The slot is a small, open or narrow aperture or groove in a surface, typically made by cutting or punching. The word slot is also used as a figurative term meaning a position or position in a group, series, or sequence of events.

There are many different types of slot machines, each with a distinct theme and symbols. Some feature more reels and paylines than others, while some offer progressive jackpots. Some even allow players to choose how many coins they want to play with each spin. Some slots use a random number generator (RNG) to select a sequence of numbers, which then maps to a specific stop on the reels.

When playing a slot machine, the player inserts cash or, in ticket-in, ticket-out machines, a paper ticket with a barcode into a slot on the machine’s front panel. This activates the machine, which then spins the reels. If a combination of symbols line up on the payline, the player wins credits according to a pay table. Depending on the type of slot machine, a payout can be anywhere from 1 to 500 times the original stake.

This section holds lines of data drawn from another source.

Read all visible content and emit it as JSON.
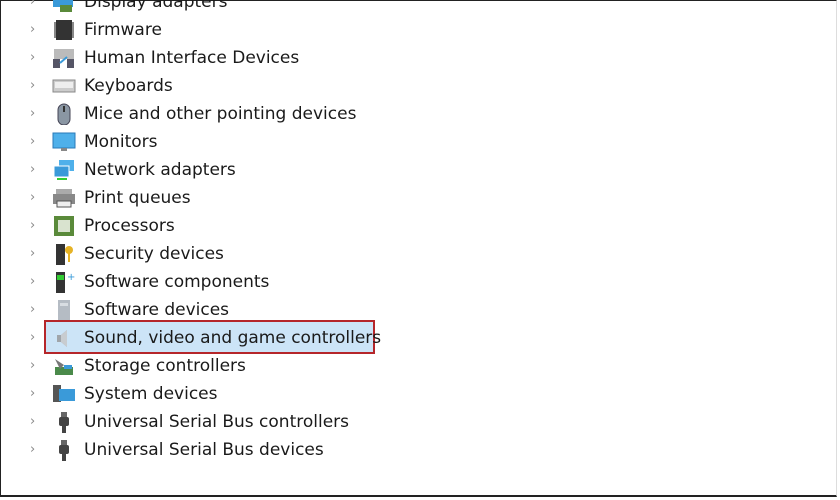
{
  "tree": {
    "items": [
      {
        "label": "Display adapters",
        "icon": "display-adapter-icon"
      },
      {
        "label": "Firmware",
        "icon": "firmware-chip-icon"
      },
      {
        "label": "Human Interface Devices",
        "icon": "hid-icon"
      },
      {
        "label": "Keyboards",
        "icon": "keyboard-icon"
      },
      {
        "label": "Mice and other pointing devices",
        "icon": "mouse-icon"
      },
      {
        "label": "Monitors",
        "icon": "monitor-icon"
      },
      {
        "label": "Network adapters",
        "icon": "network-icon"
      },
      {
        "label": "Print queues",
        "icon": "printer-icon"
      },
      {
        "label": "Processors",
        "icon": "processor-icon"
      },
      {
        "label": "Security devices",
        "icon": "security-key-icon"
      },
      {
        "label": "Software components",
        "icon": "software-component-icon"
      },
      {
        "label": "Software devices",
        "icon": "software-device-icon"
      },
      {
        "label": "Sound, video and game controllers",
        "icon": "speaker-icon",
        "selected": true
      },
      {
        "label": "Storage controllers",
        "icon": "storage-icon"
      },
      {
        "label": "System devices",
        "icon": "system-icon"
      },
      {
        "label": "Universal Serial Bus controllers",
        "icon": "usb-icon"
      },
      {
        "label": "Universal Serial Bus devices",
        "icon": "usb-icon"
      }
    ]
  },
  "colors": {
    "selection_fill": "#cce4f7",
    "highlight_border": "#b5262a"
  }
}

A slot is a dynamic placeholder for content on a Web page, dictated by either a scenario that uses an Add Items to Slot action or by a renderer. Slots are purchased and assigned to resources in reservations, and a reservation’s lowest-level parent folder or organization can also specify its slot assignments. As resources are allocated to jobs, idle slots scale up or down when necessary and are automatically released when they’re no longer needed. The slots are then available for purchase by other reservation owners. For example, a reservation named prod might include slots for production workloads, while another reservation might contain only test jobs. This allows each to avoid competing for the same resources while ensuring that all jobs have enough capacity. This type of scheduling is known as centralized flow management. It can result in huge savings in time and fuel, which is a major benefit for airlines. In addition, it can help to mitigate the impact of congestion on the environment by eliminating unnecessary fuel burn.